Learn more and register here.

Devices, Designs and Algorithms: Strategies for Integrating Critical Digital Literacy in the Language Classroom 

Friday, October 22, 2021, 4-5:30 PM (Arizona)

Webinar presented by Ron Darvin (The Chinese University of Hong Kong).

By engaging a material and sociotechnical lens to examine online genres, this webinar provides practical strategies for teaching critical digital literacy. It goes beyond a functional approach that teaches learners how to communicate online, and instead helps learners develop a more critical understanding of why we communicate online in certain ways and how these practices have evolved. Through bridging activities that involve authentic texts and audiences, this genre-based pedagogical approach recognizes that agentive participation online requires an awareness of the often invisible ways these technologies work. By integrating a critical awareness of how online genres and conventions evolve, learners can build metalinguistic and metacommunicative skills that outlive the lifecycles of the online genres themselves.

➣ Learn more and register here.

Designing Translation Materials for the World Language Classroom

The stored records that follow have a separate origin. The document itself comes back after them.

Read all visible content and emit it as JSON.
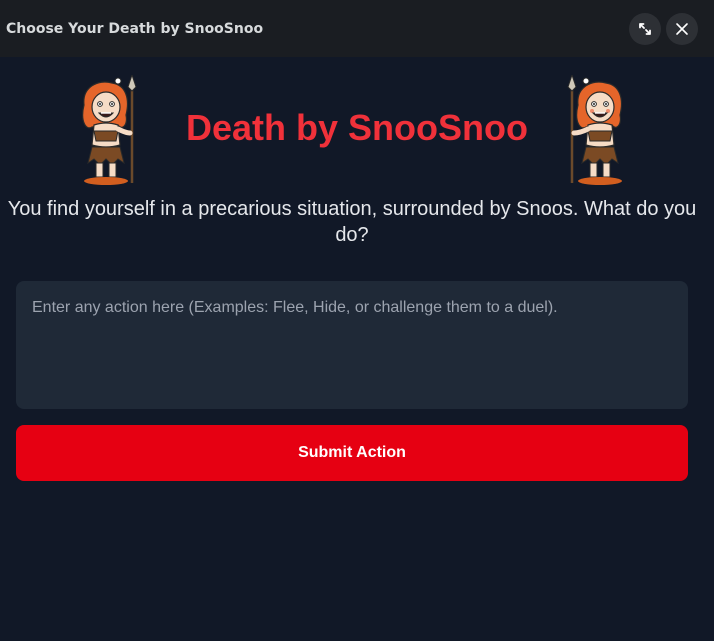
{
  "window": {
    "title": "Choose Your Death by SnooSnoo",
    "expand_icon": "expand-icon",
    "close_icon": "close-icon"
  },
  "hero": {
    "headline": "Death by SnooSnoo",
    "left_image": "cavewoman-with-spear-illustration",
    "right_image": "cavewoman-with-spear-illustration"
  },
  "intro": {
    "text": "You find yourself in a precarious situation, surrounded by Snoos. What do you do?"
  },
  "action": {
    "value": "",
    "placeholder": "Enter any action here (Examples: Flee, Hide, or challenge them to a duel).",
    "submit_label": "Submit Action"
  },
  "colors": {
    "background": "#111827",
    "titlebar": "#1a1d22",
    "headline": "#f0313a",
    "input_bg": "#1f2937",
    "button": "#e60012"
  }
}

Saturday, October 30, 2021, 10 AM – 1PM (Arizona)

An online workshop presented by Sonia Colina and Sara Albrecht, University of Arizona.

Pedagogical translation is making a comeback in the multilingual language classroom as an activity that promotes literacy, metalinguistic and cultural awareness, translanguaging, language diversity, and community engagement.  While theoretical papers on this topic are becoming more common, practical guidance for teachers on how to incorporate translation in their curriculum in an informed manner is scarce. After briefly reviewing the historical context that banned translation, the justification for its reintroduction, and the roles translation can serve in language learning, (see past webinar, and Incorporating Translation in the World Language Classroom),  the presenters will work with participants to help them create their own lesson plans and activities for introducing translation in their multilingual language classrooms. Participants will be asked to submit a draft lesson/idea to work on in the workshop.

Participants must apply to take part in this small interactive workshop by the October 18 deadline. For more details about the event and a link to the application form, click here.

Building Bridges Across Cultures through Global Inquiry with Children

Saturday, November 6, 2021, 10-11:30 AM (Arizona)

An online workshop presented by Kathy G. Short and Dorea Kleker (University of Arizona).

In this workshop, the presenters share the instructional strategies and frameworks they have developed in working with elementary children to explore their cultural identities and to engage them in inquiries on specific global cultures, such as Korea and India. These inquiries are supported through global children’s literature and a range of interactive experiences. The workshop will provide examples of children’s use of thinking routines, instructional strategies, and children’s books as well as engage participants in trying out several strategies.

Learn more and register here.

Language Learners become Filmmakers: Connecting STEM, Digital Literacies, and Language Arts

Wednesday, December 8, 2021, 4-5:30 PM (Arizona)

A webinar presented by Veronica Oguilve, Jill Castek, Jessica Summers, and Lia Falco (University of Arizona).

This webinar presents filmmaking as a strategy that encourages students to use their linguistic resources, scientific knowledge, and digital literacies to design films that speak to the wider community. In this interactive session, presenters will share ways that a school-wide collaboration invited connections between language learning, Language Arts, and STEM. Participants will: 1) learn filmmaking techniques that encourage second language learning; 2) explore ways that mentor texts can be used to scaffold the language learning process, and 3) discuss strategies for implementing filmmaking in their own second language teaching context.   Illustrative examples will feature student perspectives and a showcase of students’ short films. Presenters will offer guidance about translation apps, genre considerations, and the pairing of visual and linguistic resources to convey a second language purposefully.

Learn more and register here.